|Nutritional Guidelines (per serving)|
|Amount per serving|
|% Daily Value*|
|Total Fat 30g||39%|
|Saturated Fat 26g||129%|
|Total Carbohydrate 68g||25%|
|Dietary Fiber 10g||37%|
|*The % Daily Value (DV) tells you how much a nutrient in a food serving contributes to a daily diet. 2,000 calories a day is used for general nutrition advice.|
Aside from being the most famous of all Thai soups, Tom Yum offers many health benefits due to its potent combination of herbs and spices. With its collection of ingredients like lemongrass, garlic, lime leaves, and coriander, this Thai favorite is said to have both immune-boosting and anti-inflammatory properties. Making it a wonderful go-to option when fighting off a cold or stomach ailments.
This version of the soup includes coconut milk (which officially makes it "Tom Khaa"), adding both richness and flavor while still keeping the soup super healthy.
- 3 to 4 cups chicken stock
- 1 stalk lemongrass (lower 1/3 finely minced and upper part kept whole)
- 3 cloves garlic (minced)
- 1/2 teaspoon dried crushed chili or to taste
- 3 makrut lime leaves (available fresh or frozen at Asian food stores)
- 1/2 to 3/4 cup fresh shiitake mushrooms (sliced thinly)
- 12 to 14 medium or large raw shrimp (shelled)
- 1 green and/or red bell pepper (sliced)
- Optional: a handful of cherry tomatoes
- 1/2 can coconut milk or to taste
- 2 tablespoons fish sauce
- Optional: 1 teaspoon brown sugar or a squeeze of lime juice
- Garnish: 1/3 cup fresh coriander (roughly chopped)
Gather the ingredients.
Pour chicken stock into a deep cooking pot and turn heat to medium-high. Add prepared lemongrass to the pot, including upper parts of the stalk you didn't mince. Boil 5 to 6 minutes, or until fragrant.
Reduce heat slightly to achieve a nice simmer. Add garlic, chili, lime leaves, and mushrooms to broth. Continue simmering for another 5 minutes.
Add shrimp, bell pepper, and cherry tomatoes (if using). Simmer 5 to 6 minutes, or until shrimp are pink and plump.

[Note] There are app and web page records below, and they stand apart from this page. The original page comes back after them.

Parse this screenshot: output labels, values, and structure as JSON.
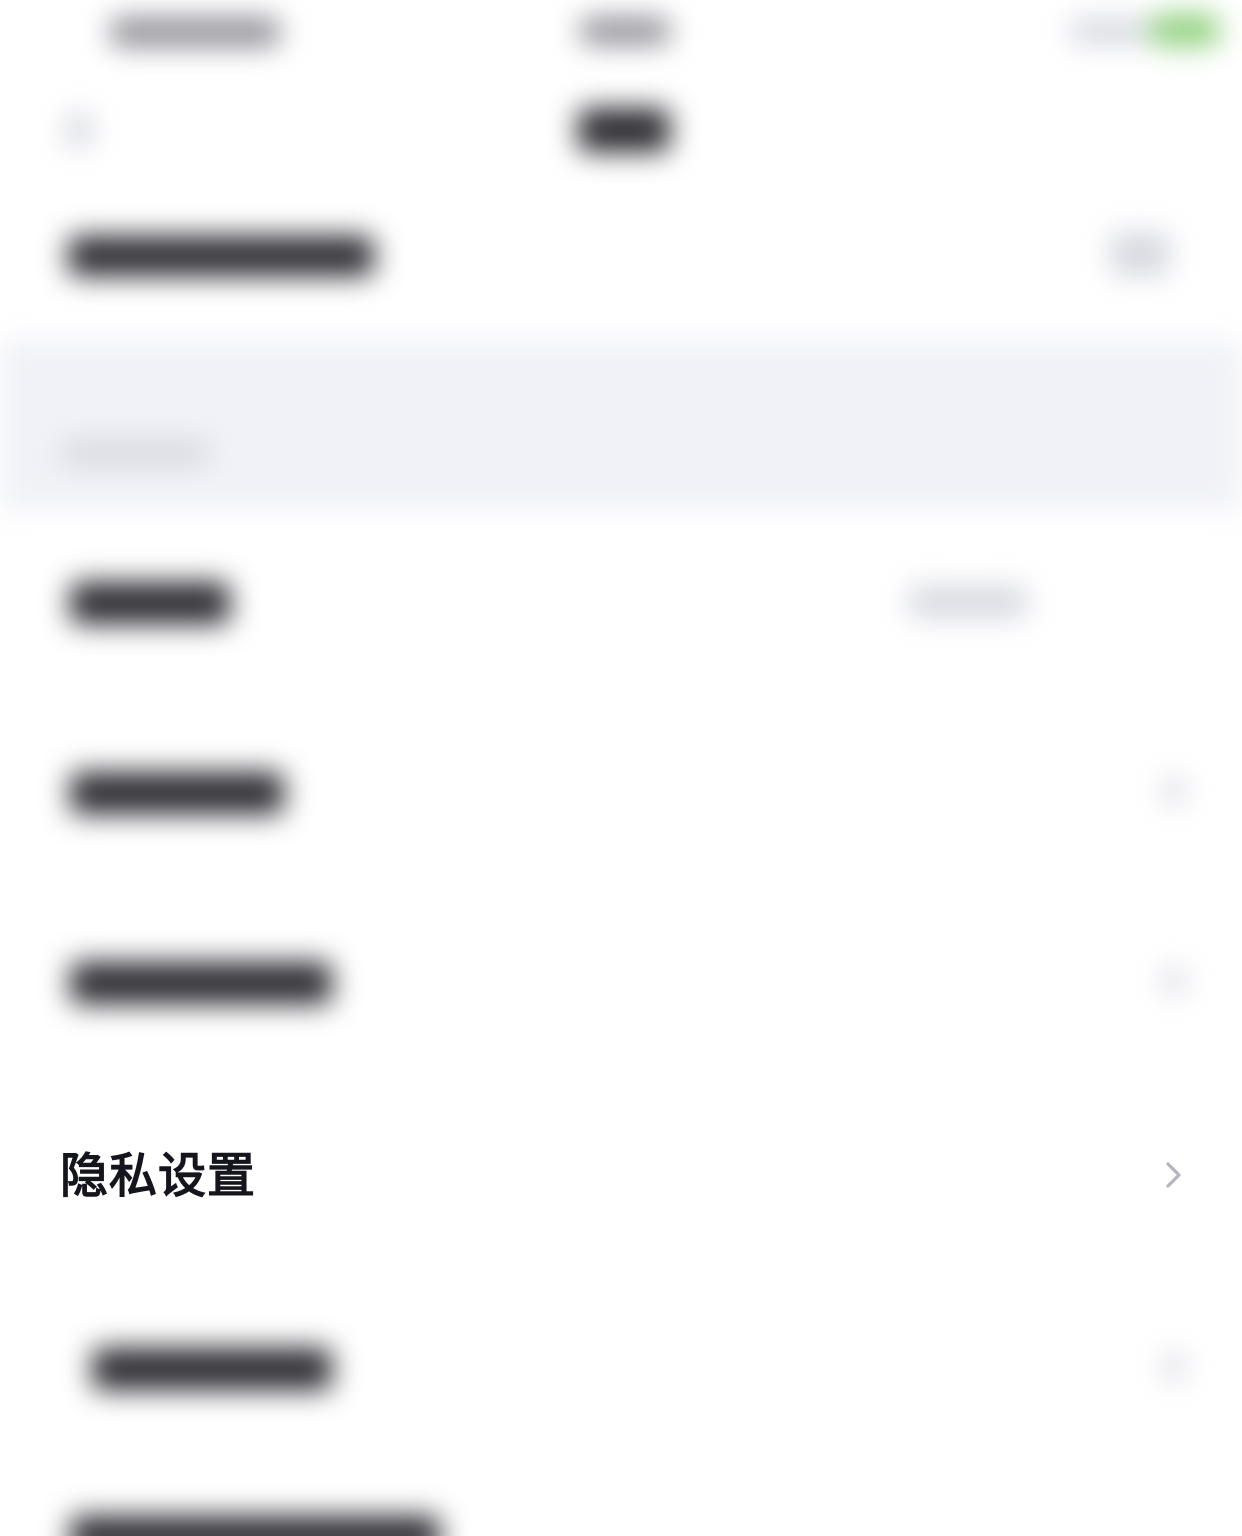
{
  "privacy_settings_row": {
    "label": "隐私设置",
    "chevron_icon": "chevron-right-icon"
  },
  "colors": {
    "text_primary": "#15151d",
    "chevron": "#b3b5bf",
    "section_band": "#f1f2f7",
    "status_green": "#8fd07d"
  }
}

Turn down the heat to low and add coconut milk and fish sauce. Taste-test the soup for spice and salt, adding more chili and/or fish sauce (instead of salt) as desired. If too sour for your taste, add 1 teaspoon brown sugar; if too salty, add a squeeze of lime juice. Add more coconut milk if you want your soup richer or creamier, or if it's too spicy for your taste.
Serve in bowls with fresh coriander sprinkled over.
- Spoon the soup over steamed white rice, which is how the dish is traditionally eaten in Thailand.
- Use a gentle hand when stirring coconut milk to avoid clumping or curdling. Avoid bringing the coconut milk to a full boil.
- If you can't find makrut lime leaves, use fresh lime juice instead. It will alter the taste slightly.
- Vegetarian version: Use vegan fish sauce, eliminate the shrimp, and substitute vegetable stock for the chicken stock.
- Chicken variation: Add bite-sized pieces of chicken breast instead of the shrimp.
- Version without coconut milk: Coconut milk is optional in this tom yum kung recipe.